[Element data from apps and pages]
------------------------------

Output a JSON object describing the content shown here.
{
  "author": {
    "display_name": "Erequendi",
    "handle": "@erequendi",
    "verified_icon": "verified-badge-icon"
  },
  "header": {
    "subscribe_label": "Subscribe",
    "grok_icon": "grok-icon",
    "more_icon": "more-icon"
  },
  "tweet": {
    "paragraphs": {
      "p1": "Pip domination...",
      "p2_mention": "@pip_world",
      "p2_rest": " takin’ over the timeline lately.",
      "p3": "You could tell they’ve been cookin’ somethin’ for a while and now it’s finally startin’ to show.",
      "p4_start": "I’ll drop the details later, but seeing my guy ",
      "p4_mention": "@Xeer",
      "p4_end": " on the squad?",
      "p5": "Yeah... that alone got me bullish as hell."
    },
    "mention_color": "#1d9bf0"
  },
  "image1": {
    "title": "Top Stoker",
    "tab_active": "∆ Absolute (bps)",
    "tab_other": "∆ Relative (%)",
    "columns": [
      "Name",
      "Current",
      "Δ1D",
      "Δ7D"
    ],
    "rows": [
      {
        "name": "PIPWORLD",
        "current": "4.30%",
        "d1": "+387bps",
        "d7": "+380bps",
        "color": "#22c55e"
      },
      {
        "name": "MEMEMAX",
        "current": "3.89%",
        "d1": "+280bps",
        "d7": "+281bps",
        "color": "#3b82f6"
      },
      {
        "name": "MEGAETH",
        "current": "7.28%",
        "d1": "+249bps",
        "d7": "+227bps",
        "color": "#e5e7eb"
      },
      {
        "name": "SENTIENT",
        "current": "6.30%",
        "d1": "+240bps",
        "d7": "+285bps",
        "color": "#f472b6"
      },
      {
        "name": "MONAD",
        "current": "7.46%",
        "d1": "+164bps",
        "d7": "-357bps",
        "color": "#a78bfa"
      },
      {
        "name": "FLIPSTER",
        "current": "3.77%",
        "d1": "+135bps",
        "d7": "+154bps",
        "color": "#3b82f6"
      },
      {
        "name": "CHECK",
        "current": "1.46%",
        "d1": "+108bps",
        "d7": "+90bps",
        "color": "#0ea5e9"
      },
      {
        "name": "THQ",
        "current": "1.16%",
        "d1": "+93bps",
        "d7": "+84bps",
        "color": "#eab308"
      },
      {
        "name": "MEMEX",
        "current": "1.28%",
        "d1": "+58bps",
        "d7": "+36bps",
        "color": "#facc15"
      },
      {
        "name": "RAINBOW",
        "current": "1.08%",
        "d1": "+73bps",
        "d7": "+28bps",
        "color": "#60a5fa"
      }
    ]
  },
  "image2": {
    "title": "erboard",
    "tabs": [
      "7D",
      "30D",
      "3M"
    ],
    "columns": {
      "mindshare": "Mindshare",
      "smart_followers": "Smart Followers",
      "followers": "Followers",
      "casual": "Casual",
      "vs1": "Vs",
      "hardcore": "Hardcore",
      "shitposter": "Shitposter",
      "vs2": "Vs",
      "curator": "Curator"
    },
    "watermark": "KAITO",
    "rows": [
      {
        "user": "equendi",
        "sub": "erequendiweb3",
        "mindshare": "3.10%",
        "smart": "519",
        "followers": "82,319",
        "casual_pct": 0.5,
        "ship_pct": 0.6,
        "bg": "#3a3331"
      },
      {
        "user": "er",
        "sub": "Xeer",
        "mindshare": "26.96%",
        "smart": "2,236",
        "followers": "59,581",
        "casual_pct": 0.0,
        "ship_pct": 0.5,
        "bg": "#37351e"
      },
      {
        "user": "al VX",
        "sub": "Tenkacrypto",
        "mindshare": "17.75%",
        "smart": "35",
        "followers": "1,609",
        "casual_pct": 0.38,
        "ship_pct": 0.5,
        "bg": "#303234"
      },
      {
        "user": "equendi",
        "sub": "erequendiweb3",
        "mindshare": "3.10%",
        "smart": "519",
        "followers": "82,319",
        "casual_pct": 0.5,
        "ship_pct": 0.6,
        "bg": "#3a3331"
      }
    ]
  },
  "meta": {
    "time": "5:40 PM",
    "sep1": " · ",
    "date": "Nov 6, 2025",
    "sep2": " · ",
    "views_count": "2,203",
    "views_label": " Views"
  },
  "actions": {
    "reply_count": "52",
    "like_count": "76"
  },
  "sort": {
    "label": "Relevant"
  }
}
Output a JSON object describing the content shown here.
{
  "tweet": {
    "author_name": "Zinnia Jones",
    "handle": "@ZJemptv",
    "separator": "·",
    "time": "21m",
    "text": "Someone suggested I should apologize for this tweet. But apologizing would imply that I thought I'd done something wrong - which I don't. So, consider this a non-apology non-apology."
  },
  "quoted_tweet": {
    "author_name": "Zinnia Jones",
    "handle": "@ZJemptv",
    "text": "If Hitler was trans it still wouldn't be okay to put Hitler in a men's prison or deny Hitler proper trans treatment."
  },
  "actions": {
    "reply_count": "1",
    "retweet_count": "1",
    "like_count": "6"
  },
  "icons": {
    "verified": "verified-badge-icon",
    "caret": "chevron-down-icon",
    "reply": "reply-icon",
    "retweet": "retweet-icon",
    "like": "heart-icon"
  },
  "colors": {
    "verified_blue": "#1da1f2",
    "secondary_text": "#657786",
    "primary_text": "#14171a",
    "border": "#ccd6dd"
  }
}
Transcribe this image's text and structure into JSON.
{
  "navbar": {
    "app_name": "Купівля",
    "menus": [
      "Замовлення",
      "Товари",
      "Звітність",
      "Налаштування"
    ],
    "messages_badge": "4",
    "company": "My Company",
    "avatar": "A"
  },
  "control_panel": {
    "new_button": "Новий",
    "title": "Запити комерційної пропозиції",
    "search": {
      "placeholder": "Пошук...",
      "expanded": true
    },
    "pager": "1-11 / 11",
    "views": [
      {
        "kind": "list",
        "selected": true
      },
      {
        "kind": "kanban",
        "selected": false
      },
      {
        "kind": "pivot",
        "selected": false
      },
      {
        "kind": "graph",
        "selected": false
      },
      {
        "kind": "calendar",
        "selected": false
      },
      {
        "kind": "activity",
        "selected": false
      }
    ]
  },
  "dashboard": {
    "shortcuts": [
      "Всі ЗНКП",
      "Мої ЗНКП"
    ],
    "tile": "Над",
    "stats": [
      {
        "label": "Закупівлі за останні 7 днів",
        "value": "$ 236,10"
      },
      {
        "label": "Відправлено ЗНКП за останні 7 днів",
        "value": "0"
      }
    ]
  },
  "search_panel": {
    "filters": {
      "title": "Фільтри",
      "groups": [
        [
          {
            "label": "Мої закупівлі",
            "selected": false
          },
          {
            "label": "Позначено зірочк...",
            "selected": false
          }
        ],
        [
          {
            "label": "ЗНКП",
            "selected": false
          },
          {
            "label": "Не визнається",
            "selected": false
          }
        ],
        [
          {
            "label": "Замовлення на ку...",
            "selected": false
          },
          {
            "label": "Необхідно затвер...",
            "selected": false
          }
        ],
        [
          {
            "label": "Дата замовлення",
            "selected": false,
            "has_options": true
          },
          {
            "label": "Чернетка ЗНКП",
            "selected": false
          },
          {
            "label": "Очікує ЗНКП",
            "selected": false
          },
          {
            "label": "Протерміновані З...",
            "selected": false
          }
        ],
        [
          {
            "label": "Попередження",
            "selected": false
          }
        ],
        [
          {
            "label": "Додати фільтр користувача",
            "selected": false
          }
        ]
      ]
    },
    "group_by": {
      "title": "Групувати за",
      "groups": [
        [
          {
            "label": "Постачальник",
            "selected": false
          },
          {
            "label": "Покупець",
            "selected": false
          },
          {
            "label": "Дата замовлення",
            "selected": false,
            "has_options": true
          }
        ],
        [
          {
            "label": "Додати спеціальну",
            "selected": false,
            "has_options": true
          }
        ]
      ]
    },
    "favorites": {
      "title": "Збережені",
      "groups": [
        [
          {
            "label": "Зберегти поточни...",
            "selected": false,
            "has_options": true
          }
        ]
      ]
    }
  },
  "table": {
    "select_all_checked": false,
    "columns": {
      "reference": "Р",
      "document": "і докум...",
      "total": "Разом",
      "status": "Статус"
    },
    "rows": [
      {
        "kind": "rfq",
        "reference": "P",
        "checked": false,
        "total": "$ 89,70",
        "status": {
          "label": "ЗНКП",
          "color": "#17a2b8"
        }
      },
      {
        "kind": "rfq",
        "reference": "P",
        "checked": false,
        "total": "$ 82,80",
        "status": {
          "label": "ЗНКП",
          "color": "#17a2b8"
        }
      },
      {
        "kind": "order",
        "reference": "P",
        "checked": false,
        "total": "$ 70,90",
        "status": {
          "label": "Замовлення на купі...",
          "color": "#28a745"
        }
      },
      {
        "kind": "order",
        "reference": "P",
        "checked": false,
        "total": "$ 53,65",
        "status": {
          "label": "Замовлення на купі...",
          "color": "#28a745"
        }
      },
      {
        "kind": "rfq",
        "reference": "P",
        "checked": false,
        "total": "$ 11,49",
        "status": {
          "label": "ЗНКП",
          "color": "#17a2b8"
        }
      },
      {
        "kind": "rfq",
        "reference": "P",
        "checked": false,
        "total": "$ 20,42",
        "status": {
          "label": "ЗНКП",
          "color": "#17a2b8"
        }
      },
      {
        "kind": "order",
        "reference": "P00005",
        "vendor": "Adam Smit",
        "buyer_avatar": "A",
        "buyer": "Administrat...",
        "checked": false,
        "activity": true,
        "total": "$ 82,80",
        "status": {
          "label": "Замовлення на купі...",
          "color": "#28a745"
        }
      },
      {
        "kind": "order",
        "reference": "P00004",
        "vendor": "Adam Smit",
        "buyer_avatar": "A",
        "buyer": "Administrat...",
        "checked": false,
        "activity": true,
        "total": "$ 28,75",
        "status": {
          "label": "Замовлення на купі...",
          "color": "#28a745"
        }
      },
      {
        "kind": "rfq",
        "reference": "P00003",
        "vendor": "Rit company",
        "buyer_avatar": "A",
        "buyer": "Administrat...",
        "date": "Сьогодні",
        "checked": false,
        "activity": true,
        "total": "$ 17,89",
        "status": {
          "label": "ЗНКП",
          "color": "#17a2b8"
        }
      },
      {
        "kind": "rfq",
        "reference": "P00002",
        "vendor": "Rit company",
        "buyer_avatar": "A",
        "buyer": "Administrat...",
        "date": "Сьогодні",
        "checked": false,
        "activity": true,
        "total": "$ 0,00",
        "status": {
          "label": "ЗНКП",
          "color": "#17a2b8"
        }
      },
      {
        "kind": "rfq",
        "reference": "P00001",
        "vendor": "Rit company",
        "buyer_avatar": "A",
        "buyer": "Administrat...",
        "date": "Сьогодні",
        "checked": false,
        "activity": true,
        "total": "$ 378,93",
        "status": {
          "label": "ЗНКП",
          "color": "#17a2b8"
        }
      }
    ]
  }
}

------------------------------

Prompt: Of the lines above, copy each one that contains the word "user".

Answer to this problem:
        "user": "equendi",
        "user": "er",
        "user": "al VX",
        "user": "equendi",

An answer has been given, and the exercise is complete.